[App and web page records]
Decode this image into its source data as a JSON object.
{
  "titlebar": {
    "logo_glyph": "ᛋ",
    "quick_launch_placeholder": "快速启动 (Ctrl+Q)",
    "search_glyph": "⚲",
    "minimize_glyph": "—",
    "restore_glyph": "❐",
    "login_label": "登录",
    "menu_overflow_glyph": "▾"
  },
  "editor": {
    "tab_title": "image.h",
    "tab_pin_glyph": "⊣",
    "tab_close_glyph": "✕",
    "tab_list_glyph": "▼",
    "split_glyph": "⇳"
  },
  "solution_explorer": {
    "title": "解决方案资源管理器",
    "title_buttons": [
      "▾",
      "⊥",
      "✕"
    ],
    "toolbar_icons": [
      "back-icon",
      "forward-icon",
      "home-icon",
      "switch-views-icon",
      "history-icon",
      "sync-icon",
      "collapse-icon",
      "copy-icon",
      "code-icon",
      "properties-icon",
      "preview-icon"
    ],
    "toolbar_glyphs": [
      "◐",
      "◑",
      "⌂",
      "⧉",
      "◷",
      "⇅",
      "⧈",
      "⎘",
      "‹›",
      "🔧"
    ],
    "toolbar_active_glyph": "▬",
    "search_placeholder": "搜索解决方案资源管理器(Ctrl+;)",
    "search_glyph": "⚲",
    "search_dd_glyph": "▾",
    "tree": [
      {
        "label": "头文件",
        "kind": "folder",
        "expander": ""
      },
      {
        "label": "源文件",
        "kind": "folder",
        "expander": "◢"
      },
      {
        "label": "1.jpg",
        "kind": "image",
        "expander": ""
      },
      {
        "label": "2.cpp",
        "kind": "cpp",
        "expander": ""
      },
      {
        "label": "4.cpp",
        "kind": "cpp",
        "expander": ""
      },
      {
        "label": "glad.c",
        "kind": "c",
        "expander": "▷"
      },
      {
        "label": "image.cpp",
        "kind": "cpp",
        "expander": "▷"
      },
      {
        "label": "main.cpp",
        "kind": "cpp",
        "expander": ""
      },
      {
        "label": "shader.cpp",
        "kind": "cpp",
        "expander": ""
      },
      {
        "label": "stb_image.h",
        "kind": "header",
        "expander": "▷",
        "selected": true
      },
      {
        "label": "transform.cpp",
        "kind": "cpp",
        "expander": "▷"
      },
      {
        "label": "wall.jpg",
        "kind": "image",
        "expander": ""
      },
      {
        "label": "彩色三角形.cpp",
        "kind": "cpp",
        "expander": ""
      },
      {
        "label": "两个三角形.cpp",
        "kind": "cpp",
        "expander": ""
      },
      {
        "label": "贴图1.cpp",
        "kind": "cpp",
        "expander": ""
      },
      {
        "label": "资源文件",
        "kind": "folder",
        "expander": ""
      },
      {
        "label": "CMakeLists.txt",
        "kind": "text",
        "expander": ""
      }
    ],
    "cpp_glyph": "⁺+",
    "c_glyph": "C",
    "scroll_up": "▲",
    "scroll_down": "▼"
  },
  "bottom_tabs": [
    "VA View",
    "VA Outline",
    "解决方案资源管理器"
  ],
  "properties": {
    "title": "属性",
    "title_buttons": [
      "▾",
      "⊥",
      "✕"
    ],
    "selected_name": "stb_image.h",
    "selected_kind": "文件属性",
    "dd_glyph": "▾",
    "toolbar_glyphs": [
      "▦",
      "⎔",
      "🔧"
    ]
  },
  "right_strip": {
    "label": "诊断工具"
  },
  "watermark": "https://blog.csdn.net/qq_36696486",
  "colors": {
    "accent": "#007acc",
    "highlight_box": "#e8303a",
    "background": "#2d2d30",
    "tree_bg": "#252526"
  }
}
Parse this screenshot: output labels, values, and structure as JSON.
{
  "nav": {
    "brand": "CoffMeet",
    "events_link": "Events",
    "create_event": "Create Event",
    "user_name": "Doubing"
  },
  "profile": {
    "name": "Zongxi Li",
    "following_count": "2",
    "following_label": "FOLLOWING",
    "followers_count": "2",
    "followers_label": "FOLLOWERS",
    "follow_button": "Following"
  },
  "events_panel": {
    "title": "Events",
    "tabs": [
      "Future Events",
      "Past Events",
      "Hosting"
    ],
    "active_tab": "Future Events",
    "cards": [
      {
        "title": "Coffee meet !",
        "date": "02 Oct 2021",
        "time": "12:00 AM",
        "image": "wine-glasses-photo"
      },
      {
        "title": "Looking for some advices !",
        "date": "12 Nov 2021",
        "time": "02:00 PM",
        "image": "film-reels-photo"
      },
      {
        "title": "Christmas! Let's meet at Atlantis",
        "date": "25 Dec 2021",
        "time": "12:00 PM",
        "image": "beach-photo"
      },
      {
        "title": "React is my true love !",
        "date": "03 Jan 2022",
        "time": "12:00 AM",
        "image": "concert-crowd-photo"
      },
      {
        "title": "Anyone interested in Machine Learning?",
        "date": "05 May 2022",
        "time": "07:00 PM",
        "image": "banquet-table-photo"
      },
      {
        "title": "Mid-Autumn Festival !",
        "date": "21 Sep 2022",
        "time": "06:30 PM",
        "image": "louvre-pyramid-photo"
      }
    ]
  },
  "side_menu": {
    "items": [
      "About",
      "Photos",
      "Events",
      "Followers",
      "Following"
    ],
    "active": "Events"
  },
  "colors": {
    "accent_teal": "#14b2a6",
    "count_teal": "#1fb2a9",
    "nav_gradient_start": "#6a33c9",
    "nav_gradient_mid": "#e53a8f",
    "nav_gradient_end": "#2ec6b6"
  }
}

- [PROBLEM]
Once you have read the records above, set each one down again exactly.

- [PROBLEM SOLUTION]
Decode this image into its source data as a JSON object.
{
  "titlebar": {
    "logo_glyph": "ᛋ",
    "quick_launch_placeholder": "快速启动 (Ctrl+Q)",
    "search_glyph": "⚲",
    "minimize_glyph": "—",
    "restore_glyph": "❐",
    "login_label": "登录",
    "menu_overflow_glyph": "▾"
  },
  "editor": {
    "tab_title": "image.h",
    "tab_pin_glyph": "⊣",
    "tab_close_glyph": "✕",
    "tab_list_glyph": "▼",
    "split_glyph": "⇳"
  },
  "solution_explorer": {
    "title": "解决方案资源管理器",
    "title_buttons": [
      "▾",
      "⊥",
      "✕"
    ],
    "toolbar_icons": [
      "back-icon",
      "forward-icon",
      "home-icon",
      "switch-views-icon",
      "history-icon",
      "sync-icon",
      "collapse-icon",
      "copy-icon",
      "code-icon",
      "properties-icon",
      "preview-icon"
    ],
    "toolbar_glyphs": [
      "◐",
      "◑",
      "⌂",
      "⧉",
      "◷",
      "⇅",
      "⧈",
      "⎘",
      "‹›",
      "🔧"
    ],
    "toolbar_active_glyph": "▬",
    "search_placeholder": "搜索解决方案资源管理器(Ctrl+;)",
    "search_glyph": "⚲",
    "search_dd_glyph": "▾",
    "tree": [
      {
        "label": "头文件",
        "kind": "folder",
        "expander": ""
      },
      {
        "label": "源文件",
        "kind": "folder",
        "expander": "◢"
      },
      {
        "label": "1.jpg",
        "kind": "image",
        "expander": ""
      },
      {
        "label": "2.cpp",
        "kind": "cpp",
        "expander": ""
      },
      {
        "label": "4.cpp",
        "kind": "cpp",
        "expander": ""
      },
      {
        "label": "glad.c",
        "kind": "c",
        "expander": "▷"
      },
      {
        "label": "image.cpp",
        "kind": "cpp",
        "expander": "▷"
      },
      {
        "label": "main.cpp",
        "kind": "cpp",
        "expander": ""
      },
      {
        "label": "shader.cpp",
        "kind": "cpp",
        "expander": ""
      },
      {
        "label": "stb_image.h",
        "kind": "header",
        "expander": "▷",
        "selected": true
      },
      {
        "label": "transform.cpp",
        "kind": "cpp",
        "expander": "▷"
      },
      {
        "label": "wall.jpg",
        "kind": "image",
        "expander": ""
      },
      {
        "label": "彩色三角形.cpp",
        "kind": "cpp",
        "expander": ""
      },
      {
        "label": "两个三角形.cpp",
        "kind": "cpp",
        "expander": ""
      },
      {
        "label": "贴图1.cpp",
        "kind": "cpp",
        "expander": ""
      },
      {
        "label": "资源文件",
        "kind": "folder",
        "expander": ""
      },
      {
        "label": "CMakeLists.txt",
        "kind": "text",
        "expander": ""
      }
    ],
    "cpp_glyph": "⁺+",
    "c_glyph": "C",
    "scroll_up": "▲",
    "scroll_down": "▼"
  },
  "bottom_tabs": [
    "VA View",
    "VA Outline",
    "解决方案资源管理器"
  ],
  "properties": {
    "title": "属性",
    "title_buttons": [
      "▾",
      "⊥",
      "✕"
    ],
    "selected_name": "stb_image.h",
    "selected_kind": "文件属性",
    "dd_glyph": "▾",
    "toolbar_glyphs": [
      "▦",
      "⎔",
      "🔧"
    ]
  },
  "right_strip": {
    "label": "诊断工具"
  },
  "watermark": "https://blog.csdn.net/qq_36696486",
  "colors": {
    "accent": "#007acc",
    "highlight_box": "#e8303a",
    "background": "#2d2d30",
    "tree_bg": "#252526"
  }
}
Parse this screenshot: output labels, values, and structure as JSON.
{
  "nav": {
    "brand": "CoffMeet",
    "events_link": "Events",
    "create_event": "Create Event",
    "user_name": "Doubing"
  },
  "profile": {
    "name": "Zongxi Li",
    "following_count": "2",
    "following_label": "FOLLOWING",
    "followers_count": "2",
    "followers_label": "FOLLOWERS",
    "follow_button": "Following"
  },
  "events_panel": {
    "title": "Events",
    "tabs": [
      "Future Events",
      "Past Events",
      "Hosting"
    ],
    "active_tab": "Future Events",
    "cards": [
      {
        "title": "Coffee meet !",
        "date": "02 Oct 2021",
        "time": "12:00 AM",
        "image": "wine-glasses-photo"
      },
      {
        "title": "Looking for some advices !",
        "date": "12 Nov 2021",
        "time": "02:00 PM",
        "image": "film-reels-photo"
      },
      {
        "title": "Christmas! Let's meet at Atlantis",
        "date": "25 Dec 2021",
        "time": "12:00 PM",
        "image": "beach-photo"
      },
      {
        "title": "React is my true love !",
        "date": "03 Jan 2022",
        "time": "12:00 AM",
        "image": "concert-crowd-photo"
      },
      {
        "title": "Anyone interested in Machine Learning?",
        "date": "05 May 2022",
        "time": "07:00 PM",
        "image": "banquet-table-photo"
      },
      {
        "title": "Mid-Autumn Festival !",
        "date": "21 Sep 2022",
        "time": "06:30 PM",
        "image": "louvre-pyramid-photo"
      }
    ]
  },
  "side_menu": {
    "items": [
      "About",
      "Photos",
      "Events",
      "Followers",
      "Following"
    ],
    "active": "Events"
  },
  "colors": {
    "accent_teal": "#14b2a6",
    "count_teal": "#1fb2a9",
    "nav_gradient_start": "#6a33c9",
    "nav_gradient_mid": "#e53a8f",
    "nav_gradient_end": "#2ec6b6"
  }
}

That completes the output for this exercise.